** Opening Entries shown block **
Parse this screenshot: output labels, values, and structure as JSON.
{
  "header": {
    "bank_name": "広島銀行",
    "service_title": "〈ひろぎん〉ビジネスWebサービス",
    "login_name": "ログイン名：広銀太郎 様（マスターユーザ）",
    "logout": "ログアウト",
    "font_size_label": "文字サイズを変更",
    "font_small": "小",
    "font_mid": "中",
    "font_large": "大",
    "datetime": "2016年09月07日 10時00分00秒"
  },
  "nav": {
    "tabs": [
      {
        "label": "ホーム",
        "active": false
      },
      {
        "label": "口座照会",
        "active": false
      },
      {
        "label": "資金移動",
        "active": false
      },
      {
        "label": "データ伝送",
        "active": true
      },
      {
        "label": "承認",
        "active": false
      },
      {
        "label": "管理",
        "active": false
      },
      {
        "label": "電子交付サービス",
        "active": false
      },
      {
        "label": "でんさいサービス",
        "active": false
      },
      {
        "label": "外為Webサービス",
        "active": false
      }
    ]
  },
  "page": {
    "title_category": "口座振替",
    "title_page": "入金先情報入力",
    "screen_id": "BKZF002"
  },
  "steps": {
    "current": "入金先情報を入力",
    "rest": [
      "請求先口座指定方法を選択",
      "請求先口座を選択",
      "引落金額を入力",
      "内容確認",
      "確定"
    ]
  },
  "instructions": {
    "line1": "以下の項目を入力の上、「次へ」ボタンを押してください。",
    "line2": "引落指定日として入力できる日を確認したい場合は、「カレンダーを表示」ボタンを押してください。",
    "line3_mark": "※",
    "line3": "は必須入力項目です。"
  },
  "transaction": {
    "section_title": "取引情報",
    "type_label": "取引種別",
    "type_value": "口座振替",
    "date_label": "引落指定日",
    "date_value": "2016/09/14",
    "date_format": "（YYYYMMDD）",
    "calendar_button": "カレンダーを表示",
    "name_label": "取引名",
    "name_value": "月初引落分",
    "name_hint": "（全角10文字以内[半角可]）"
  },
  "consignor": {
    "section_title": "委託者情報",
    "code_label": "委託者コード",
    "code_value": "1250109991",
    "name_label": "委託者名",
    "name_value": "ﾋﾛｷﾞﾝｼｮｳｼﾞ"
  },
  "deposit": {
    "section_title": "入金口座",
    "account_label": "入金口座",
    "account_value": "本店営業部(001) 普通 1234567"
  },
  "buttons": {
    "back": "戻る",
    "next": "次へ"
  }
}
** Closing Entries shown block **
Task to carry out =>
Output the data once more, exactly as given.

Result for this exercise =>
Parse this screenshot: output labels, values, and structure as JSON.
{
  "header": {
    "bank_name": "広島銀行",
    "service_title": "〈ひろぎん〉ビジネスWebサービス",
    "login_name": "ログイン名：広銀太郎 様（マスターユーザ）",
    "logout": "ログアウト",
    "font_size_label": "文字サイズを変更",
    "font_small": "小",
    "font_mid": "中",
    "font_large": "大",
    "datetime": "2016年09月07日 10時00分00秒"
  },
  "nav": {
    "tabs": [
      {
        "label": "ホーム",
        "active": false
      },
      {
        "label": "口座照会",
        "active": false
      },
      {
        "label": "資金移動",
        "active": false
      },
      {
        "label": "データ伝送",
        "active": true
      },
      {
        "label": "承認",
        "active": false
      },
      {
        "label": "管理",
        "active": false
      },
      {
        "label": "電子交付サービス",
        "active": false
      },
      {
        "label": "でんさいサービス",
        "active": false
      },
      {
        "label": "外為Webサービス",
        "active": false
      }
    ]
  },
  "page": {
    "title_category": "口座振替",
    "title_page": "入金先情報入力",
    "screen_id": "BKZF002"
  },
  "steps": {
    "current": "入金先情報を入力",
    "rest": [
      "請求先口座指定方法を選択",
      "請求先口座を選択",
      "引落金額を入力",
      "内容確認",
      "確定"
    ]
  },
  "instructions": {
    "line1": "以下の項目を入力の上、「次へ」ボタンを押してください。",
    "line2": "引落指定日として入力できる日を確認したい場合は、「カレンダーを表示」ボタンを押してください。",
    "line3_mark": "※",
    "line3": "は必須入力項目です。"
  },
  "transaction": {
    "section_title": "取引情報",
    "type_label": "取引種別",
    "type_value": "口座振替",
    "date_label": "引落指定日",
    "date_value": "2016/09/14",
    "date_format": "（YYYYMMDD）",
    "calendar_button": "カレンダーを表示",
    "name_label": "取引名",
    "name_value": "月初引落分",
    "name_hint": "（全角10文字以内[半角可]）"
  },
  "consignor": {
    "section_title": "委託者情報",
    "code_label": "委託者コード",
    "code_value": "1250109991",
    "name_label": "委託者名",
    "name_value": "ﾋﾛｷﾞﾝｼｮｳｼﾞ"
  },
  "deposit": {
    "section_title": "入金口座",
    "account_label": "入金口座",
    "account_value": "本店営業部(001) 普通 1234567"
  },
  "buttons": {
    "back": "戻る",
    "next": "次へ"
  }
}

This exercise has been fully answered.